[Opening THE DATA section]
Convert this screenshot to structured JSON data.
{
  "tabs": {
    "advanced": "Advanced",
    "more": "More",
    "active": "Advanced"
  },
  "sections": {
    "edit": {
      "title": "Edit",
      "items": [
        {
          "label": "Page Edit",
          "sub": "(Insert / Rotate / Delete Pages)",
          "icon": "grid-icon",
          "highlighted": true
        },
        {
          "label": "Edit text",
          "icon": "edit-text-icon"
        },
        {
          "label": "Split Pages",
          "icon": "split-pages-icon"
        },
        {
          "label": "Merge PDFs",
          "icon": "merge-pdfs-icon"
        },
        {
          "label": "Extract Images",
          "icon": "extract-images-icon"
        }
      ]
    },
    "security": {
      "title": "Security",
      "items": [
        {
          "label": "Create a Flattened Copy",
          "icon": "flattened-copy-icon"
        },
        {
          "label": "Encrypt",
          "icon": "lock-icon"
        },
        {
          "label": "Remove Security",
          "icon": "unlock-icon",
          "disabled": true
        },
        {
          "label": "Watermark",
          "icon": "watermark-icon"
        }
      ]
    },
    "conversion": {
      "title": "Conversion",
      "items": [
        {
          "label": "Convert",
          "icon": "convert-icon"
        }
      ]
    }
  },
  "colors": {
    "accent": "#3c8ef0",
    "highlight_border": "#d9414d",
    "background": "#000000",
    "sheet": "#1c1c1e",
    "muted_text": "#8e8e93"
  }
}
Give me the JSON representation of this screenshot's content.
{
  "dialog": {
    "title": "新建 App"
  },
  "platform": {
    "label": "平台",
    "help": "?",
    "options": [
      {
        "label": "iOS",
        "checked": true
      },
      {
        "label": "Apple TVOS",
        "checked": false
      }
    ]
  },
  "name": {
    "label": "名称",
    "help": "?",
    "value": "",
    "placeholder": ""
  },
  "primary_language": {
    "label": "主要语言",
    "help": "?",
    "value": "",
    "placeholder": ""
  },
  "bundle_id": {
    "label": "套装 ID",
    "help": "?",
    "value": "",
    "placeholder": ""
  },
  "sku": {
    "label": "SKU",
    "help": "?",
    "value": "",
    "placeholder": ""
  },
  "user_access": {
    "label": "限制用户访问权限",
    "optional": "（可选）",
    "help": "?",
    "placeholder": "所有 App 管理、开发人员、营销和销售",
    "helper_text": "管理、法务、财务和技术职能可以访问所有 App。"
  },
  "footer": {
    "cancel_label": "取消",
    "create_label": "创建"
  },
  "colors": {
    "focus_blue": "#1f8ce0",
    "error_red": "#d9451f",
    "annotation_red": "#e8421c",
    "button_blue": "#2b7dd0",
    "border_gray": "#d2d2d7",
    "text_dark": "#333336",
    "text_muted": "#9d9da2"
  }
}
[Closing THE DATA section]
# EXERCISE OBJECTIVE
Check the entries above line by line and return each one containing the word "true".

# SOLUTION TO THIS PROBLEM
          "highlighted": true
          "disabled": true
        "checked": true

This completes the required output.